And the ex-clients believe Cobalt is insolvent. They say Cobalt has taken out loans totaling $30 million, upon which it owes $3 million in interest this year. But Cobalt has loaned just $15 million to its own customers and will earn $2.7 million in interest in 2017, the plaintiffs say.
The plaintiffs are represented by Thomas J. Krysa, Steven E. Abelman and Patrick B. Hall with Brownstein Hyatt Farber Schreck.
Tysdal claims investors are merely acting as proxies in a dispute between him and a former business partner, Timothy Ulfig, who is the plaintiffs’ investment advisor and a managing partner at Cherry Creek Family Offices. Tysdal sued Ulfig, Cherry Creek Family Offices and his aggrieved investors in December.
“In an effort to either conceal their own faults or to attempt to justify and explain the losses of various investments,” Tysdal alleged, “Mr. Ulfig has caused the plaintiffs to bring suit against Mr. Tysdal and wrongly vilify him before this court.”
More recently, Tysdal and related firms have taken a swing at the receiver appointed to oversee 1Fund and Cobalt, which was used as collateral in a deal to roll over funds from IOF to Tysdal’s new fund. They say Lewis, the receiver, has no right to depose Tysdal or to subpoena more detailed documents about the operations of Cobalt and 1Fund.
“A receiver has not been appointed over Mr. Tysdal personally,” the pleading filed July 2 reads.
The defendants are represented by Livingston Keithley with The Overton Law Firm in Lakewood. Lewis is represented by Caroline C. Fuller with Fairfield and Woods.
But Denver District Court judge J. Eric Elliff rejected Tysdal’s plea.
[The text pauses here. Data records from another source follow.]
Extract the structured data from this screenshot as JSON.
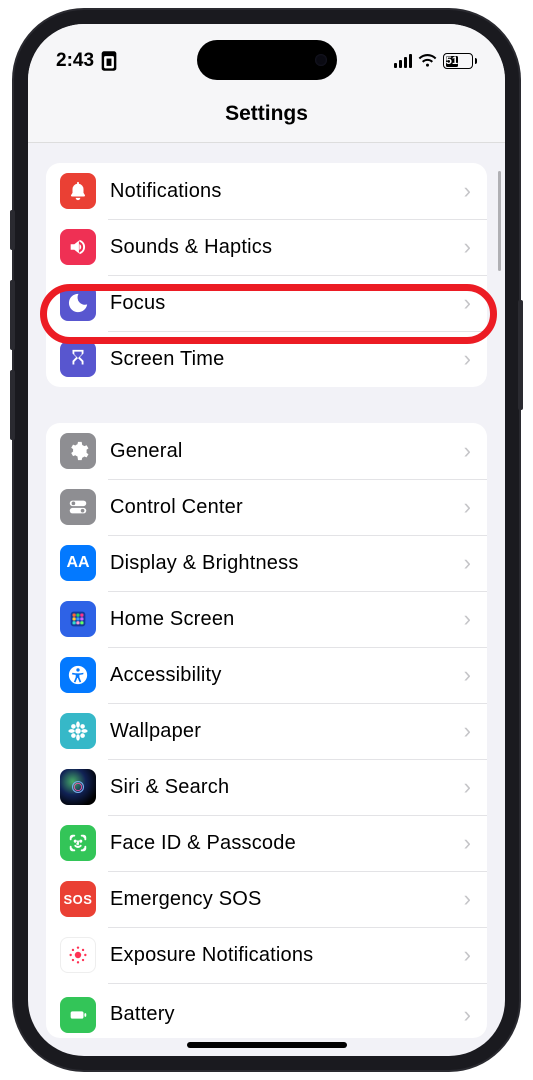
{
  "status": {
    "time": "2:43",
    "battery_percent": "51",
    "battery_fill_width": "51%"
  },
  "header": {
    "title": "Settings"
  },
  "groups": [
    {
      "items": [
        {
          "label": "Notifications",
          "icon": "bell-icon",
          "color": "ic-red"
        },
        {
          "label": "Sounds & Haptics",
          "icon": "speaker-icon",
          "color": "ic-pink"
        },
        {
          "label": "Focus",
          "icon": "moon-icon",
          "color": "ic-indigo"
        },
        {
          "label": "Screen Time",
          "icon": "hourglass-icon",
          "color": "ic-indigo"
        }
      ]
    },
    {
      "items": [
        {
          "label": "General",
          "icon": "gear-icon",
          "color": "ic-gray"
        },
        {
          "label": "Control Center",
          "icon": "switches-icon",
          "color": "ic-gray"
        },
        {
          "label": "Display & Brightness",
          "icon": "text-size-icon",
          "color": "ic-blue"
        },
        {
          "label": "Home Screen",
          "icon": "grid-icon",
          "color": "ic-homescreen"
        },
        {
          "label": "Accessibility",
          "icon": "accessibility-icon",
          "color": "ic-blue"
        },
        {
          "label": "Wallpaper",
          "icon": "flower-icon",
          "color": "ic-teal"
        },
        {
          "label": "Siri & Search",
          "icon": "siri-icon",
          "color": "ic-black"
        },
        {
          "label": "Face ID & Passcode",
          "icon": "faceid-icon",
          "color": "ic-green"
        },
        {
          "label": "Emergency SOS",
          "icon": "sos-icon",
          "color": "ic-sos"
        },
        {
          "label": "Exposure Notifications",
          "icon": "exposure-icon",
          "color": "ic-exposure"
        },
        {
          "label": "Battery",
          "icon": "battery-icon",
          "color": "ic-green"
        }
      ]
    }
  ]
}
Last week, Elliff ordered the defendants to follow the receivership order and allow Lewis to search its servers. And Elliff gave Lewis the go-ahead to depose Tysdal and send out subpoenas.